The Gathering of the Community
As we gather together for worship each week, we do so with the crucified and risen Christ as our unifying force. Though we are diverse, the liturgy promises to free us from all division so that we may discover and embrace a light – the light – that can unleash us from all that separates us from God, ourselves, each other, and the world in which we live. As we acknowledge Jesus as the unifying force within the diversity of the church, we are called to be channels through which this unity is made known in the world.
The Proclamation of the Word
The entire biblical narrative, from Genesis to Revelation, speaks of a God who, in love, is determined to make things right with humanity: to counter the fall and restore shalom.
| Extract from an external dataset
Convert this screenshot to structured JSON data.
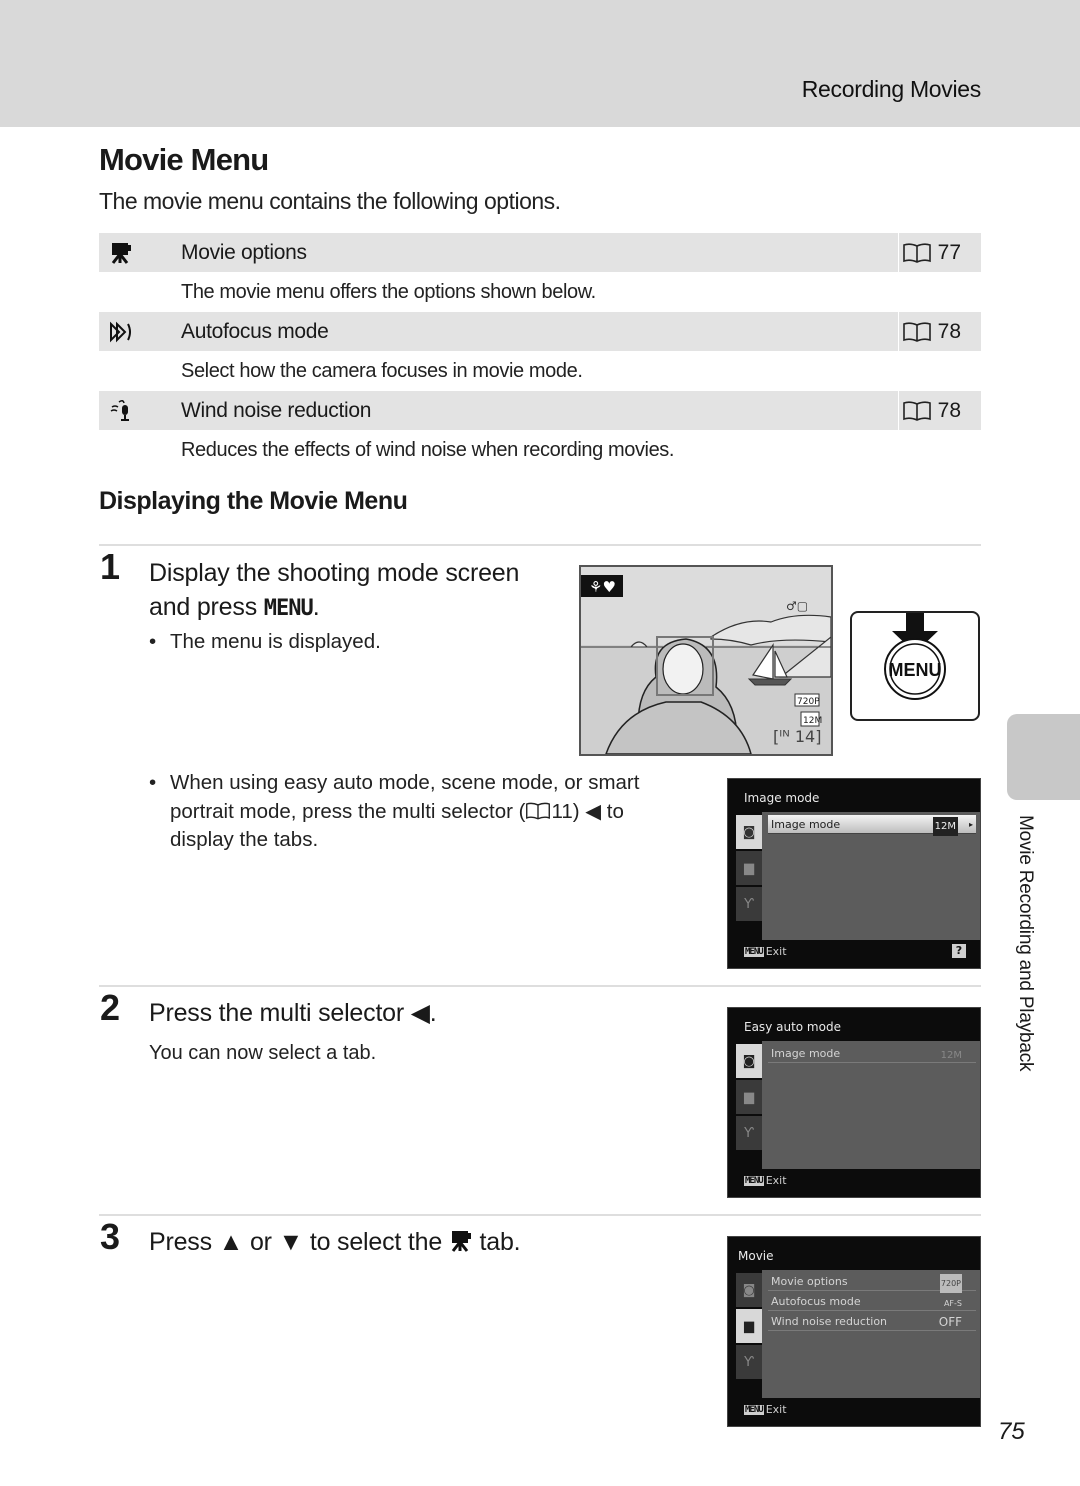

For now, however, the world is not as God intends it to be. Our reading of God’s Word is essential because it embraces the whole story of God’s unrelenting pursuit of a people and world set right at last, in God’s time and at God’s expense. Through this Sacred text we are reminded that God works through us in the unfolding of this plan.
Once we have feasted at the table of God’s Word, the liturgy calls us to affirm our faith. We then pray for the needs of the Church and the world. We engage in the Confession and Absolution, during which we catch a glimpse into a restored relationship with God and each other. Then we share the Peace, which is an outward and visible sign of our anticipation of the reign of God.
The Celebration of the Eucharist
In the Eucharist, Jesus gives all and holds nothing back. According to Thomas Cranmer, bread and wine become the true presence of his body and blood, poured out for us in total, self-giving love. God’s relationship with us is a long history of ever-deepening communion. As God, through Jesus, holds nothing back in the Eucharist, so we must hold nothing back.
Everything in liturgy leads to this. Perhaps instead of saying that we “go to church,” we need to say, “we go to worship so that we may become church.” As Anglicans, all missional work is rooted in gathering with others for liturgical worship so that we may be fed by the Proclamation of the Word, and the Celebration of the Eucharist.
The purpose of the dismissal is not so much to end the liturgy as it is the consummation: sending the whole community out into the world to love and serve others as we have been loved and served. As individuals, whatever our vocation(s) may be, all that we are and all that we do rises out of God’s selfless love for us; a love proclaimed and nurtured through our liturgy. As church, all our ministries rise from this same selfless love. All truth and reconciliation; acts of forgiveness; concerns for justice and kindness stem from the call to love as we have been loved. As we have been blessed, we are called to become a blessing to others. “As the Father has sent me, even so I send you.”
Donna’s Recommended Reading List
Liturgy and Justice: To Worship God in Spirit and Truth Edited by Anne Y. Koester
Worship and Mission After Christendom by Alan Kreider and Eleanor Kreider
Church After Christendom by Stuart Murray
A Light to the Nations: The Missional Church and the Biblical Story by Michael W. Goheen
The Mission of God’s People: A Biblical Theology of the Church’s Mission by Christopher J. H. Wright
God’s Politics: A New Vision for Faith and Politics in America by Jim Wallis
The Liturgical Year by Joan Chittister